Sir,-Your article of Jan 18, "Australians are not an Up-standing Race," was highly commendable Mr. Maegraith (' Herald " January 21) has completely misunderstood the data it contains
It was a dissertation on posture, not physical development. The two need not be synonymous. Many a man has a well developed physique but an atrocious posture, and this is quite a common phenomenon amongst any modern population.
Our occupations to day from factory work to indoor clerical pursuits make us continually bend forward. Our bodies are always more or less flexed Unless this is corrected by adequate physical education, in time various "stoops" develop
Newport Beach. 
Australian Posture (1954, January 26).The Sydney Morning Herald (NSW : 1842 - 1954), p. 2. Retrieved from http://nla.gov.au/nla.news-article18406375 

DUPAIN (nee Illingworth)-November 22 at Crown Street Hospital to Diana and Max-a daughter.  Family Notices (1950, November 24). The Sydney Morning Herald (NSW : 1842 - 1954), p. 22. Retrieved from http://nla.gov.au/nla.news-article18188131 

The Dr. Cotton, working with Max's father, was a relative of the gentleman whose daughter Olive later married Max. Why is the Cotton family likely to have been an influence on Max's appreciation of the human body in his photography?:

Their  father, Frank Cotton, who lived in a Von Hagen built house at 45 William Street, Hornsby. Frank Cotton, journalist, who wrote under the nom-de-plume ‘Porkibidni’ was father to Leo, Frank and Max Cotton. 

Death of Frank Cotton
Labor lost one of its pioneer stalwarts by the death of Mr. Frank Cotton, which occurred in Sydney recently at the age of 85 years. He was probably the oldest Labor journalist in Australia.

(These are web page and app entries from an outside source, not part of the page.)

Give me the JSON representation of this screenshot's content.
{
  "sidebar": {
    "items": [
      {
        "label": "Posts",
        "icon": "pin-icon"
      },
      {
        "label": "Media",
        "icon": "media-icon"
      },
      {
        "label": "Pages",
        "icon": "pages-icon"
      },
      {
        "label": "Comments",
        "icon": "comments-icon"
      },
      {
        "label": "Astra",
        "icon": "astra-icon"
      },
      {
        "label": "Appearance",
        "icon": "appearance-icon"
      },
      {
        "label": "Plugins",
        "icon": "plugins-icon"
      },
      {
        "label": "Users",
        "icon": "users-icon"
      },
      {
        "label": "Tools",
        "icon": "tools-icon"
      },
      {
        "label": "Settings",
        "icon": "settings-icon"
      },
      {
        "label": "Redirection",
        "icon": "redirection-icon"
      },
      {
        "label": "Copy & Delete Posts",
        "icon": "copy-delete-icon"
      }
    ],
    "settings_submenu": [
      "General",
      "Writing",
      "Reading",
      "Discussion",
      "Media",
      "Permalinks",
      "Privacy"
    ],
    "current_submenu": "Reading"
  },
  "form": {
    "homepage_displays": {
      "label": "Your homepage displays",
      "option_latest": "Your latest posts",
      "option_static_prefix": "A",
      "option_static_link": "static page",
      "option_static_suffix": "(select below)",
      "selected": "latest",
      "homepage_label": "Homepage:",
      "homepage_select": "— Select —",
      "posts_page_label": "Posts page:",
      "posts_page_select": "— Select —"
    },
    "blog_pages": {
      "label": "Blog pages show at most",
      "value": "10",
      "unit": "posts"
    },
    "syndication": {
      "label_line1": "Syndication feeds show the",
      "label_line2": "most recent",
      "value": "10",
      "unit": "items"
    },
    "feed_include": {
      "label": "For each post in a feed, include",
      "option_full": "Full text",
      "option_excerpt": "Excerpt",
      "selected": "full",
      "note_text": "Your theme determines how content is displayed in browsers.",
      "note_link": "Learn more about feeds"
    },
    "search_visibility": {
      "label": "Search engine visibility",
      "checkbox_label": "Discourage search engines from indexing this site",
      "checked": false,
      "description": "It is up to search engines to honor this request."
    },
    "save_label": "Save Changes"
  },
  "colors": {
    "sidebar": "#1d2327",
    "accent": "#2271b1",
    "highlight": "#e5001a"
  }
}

Born in Adelaide, he travelled much over this continent, following such occupations as droving and grazing, before entering into journalism, which was truly his metier. The greater part of his serviceable life was spent in New South Wales.

During the maritime strike of 1890, Mr. Cotton edited a newspaper which was run in the interests of the seafaring workers against the shipowners.
He was one of the first batch of Labor candidates who were elected to the N.S.W. Legislative Assembly in 1891. He sat in several of the then colonial Parliaments, but was engaged in journalism for the last three or four decades.

As a writer Mr. Cotton was sincere, convincing, and logical. He performed great work for the anti-conscription cause in the two campaigns that were waged during the 1914-18 war.

Mr. Cotton is survived by three sons and three daughters. The eldest son is Dr. Leo Cotton, Professor of Geology and Dean of the Faculty of Science at the Sydney University. Another son, Dr. Frank S. Cotton, is Professor of Physiological Research in the Medical School at the same University. Death of Frank Cotton (1943, January 1).Westralian Worker (Perth, WA : 1900 - 1951), p. 1. Retrieved fromhttp://nla.gov.au/nla.news-article148421028 

Yes, that Dr. Frank Cotton - widely considered to be the 'Father of Sport Science' in Australia. Te Marriage between these childhood freinds did not last unfortunately:

The Lady Behind